Sure, there's new stuff to consider: scholarship that's been done in the intervening years, primary texts that were never on my radar screen. But the easiest point of entry is through work I've already done (even if I don't remember it). I have a file folder of notes from the summer I spent reading through the rare books library almost at random, and a stack of books that I bought in the course of my research, filled with sticky flags and marginalia, but at this point never expected to open again.
Even the books I didn't buy are somehow finding me, as I noted on Twitter:
ILLed a dissertation I last read when starting my own. Copy arrived from random R1 library. But faint penciled marginalia? Definitely mine.— Brooke Conti (@FlaviaFescue) September 21, 2016
I know that we're never "done" with the subjects we write about and that the nature of scholarly publishing means we're only recognized as authorities on topics once we've moved on to new ones. But though I tend to think of my publications as external hard drives--off-site storage for everything I once knew or thought about a particular topic--that's not quite true. A fuller record emerges in the careful longhand notes I took on pages torn from legal pads, in the fights I pick in the margins of books, and in the queries that appear in ancient brainstorming documents that still live in my computer.
Encountering some of this is embarrassing. The margins of the dissertation that I last read in 2001 show me trying, desperately, to believe that the author hadn't said everything there was to say about a particular text. So "duh," "no it doesn't!" and "this can't be true" make regular appearances. I also take it upon myself to correct the author's typos.
But the majority of these encounters are pleasurable. I'm delighted to find I took detailed notes on things I no longer remember reading, and some underlined and starred passages that I'd forgotten strike me as so provocative or true that they're like a little hit of the old drug, jolting me with some of the same excitement I felt working on this material the first time around. (But minus the agony, tedium, and self-doubt; whether this means that the drug I was taking in grad school was purer and hence more dangerous, or cut with innumerable dubious substances, I leave you to decide.)
Chiefly, though, re-reading my notes helps me to see the questions I haven't settled and the issues I still want to explore. There's one fight I chose not to have that maybe I do want to have. There's a text I excluded that now feels compelling. Sometimes I think of my first book as a decade-long struggle to chisel out, ever more finely, ideas that were already there from the beginning. But going back to these notes reminds me that I haven't actually been thinking the same thoughts for fifteen years. Even if it's true that I chose the best ones, some of the scraps that I left on the floor aren't half bad.
This essay isn't going to be revolutionary, and neither will it come as a surprise to anyone who knows my book.
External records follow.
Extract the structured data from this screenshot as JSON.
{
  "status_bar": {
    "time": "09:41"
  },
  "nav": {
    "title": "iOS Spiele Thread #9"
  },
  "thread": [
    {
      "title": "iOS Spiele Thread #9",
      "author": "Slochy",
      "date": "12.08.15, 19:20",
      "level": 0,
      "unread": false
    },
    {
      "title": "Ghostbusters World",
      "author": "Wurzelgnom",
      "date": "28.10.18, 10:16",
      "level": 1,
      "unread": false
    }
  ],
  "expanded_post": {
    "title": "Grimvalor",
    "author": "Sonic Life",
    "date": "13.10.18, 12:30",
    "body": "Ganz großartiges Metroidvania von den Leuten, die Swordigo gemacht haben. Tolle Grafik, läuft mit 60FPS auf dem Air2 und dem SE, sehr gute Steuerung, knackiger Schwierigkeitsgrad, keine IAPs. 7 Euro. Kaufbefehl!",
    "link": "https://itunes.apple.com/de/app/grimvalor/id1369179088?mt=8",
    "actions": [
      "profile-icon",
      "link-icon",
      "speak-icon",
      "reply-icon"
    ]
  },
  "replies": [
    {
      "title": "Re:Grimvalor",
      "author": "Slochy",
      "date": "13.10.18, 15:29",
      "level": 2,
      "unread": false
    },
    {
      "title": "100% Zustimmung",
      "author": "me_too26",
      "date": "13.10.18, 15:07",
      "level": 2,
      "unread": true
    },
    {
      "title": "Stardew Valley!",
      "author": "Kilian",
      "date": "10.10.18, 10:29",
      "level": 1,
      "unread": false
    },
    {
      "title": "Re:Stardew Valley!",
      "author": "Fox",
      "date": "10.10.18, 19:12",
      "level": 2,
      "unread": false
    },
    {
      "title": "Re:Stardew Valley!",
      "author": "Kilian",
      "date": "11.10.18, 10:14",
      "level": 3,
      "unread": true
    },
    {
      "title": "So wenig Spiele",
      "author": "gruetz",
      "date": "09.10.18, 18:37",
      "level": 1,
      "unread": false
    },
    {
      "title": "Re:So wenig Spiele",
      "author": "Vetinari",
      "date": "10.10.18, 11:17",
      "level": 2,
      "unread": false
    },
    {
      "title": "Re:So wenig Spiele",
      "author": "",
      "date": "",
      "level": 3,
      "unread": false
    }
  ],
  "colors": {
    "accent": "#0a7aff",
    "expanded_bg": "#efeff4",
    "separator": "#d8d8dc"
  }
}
But I'm more interested in extending that work than I thought I was. I'm also enjoying this opportunity to collaborate with my earlier self, the one who didn't yet know all the answers.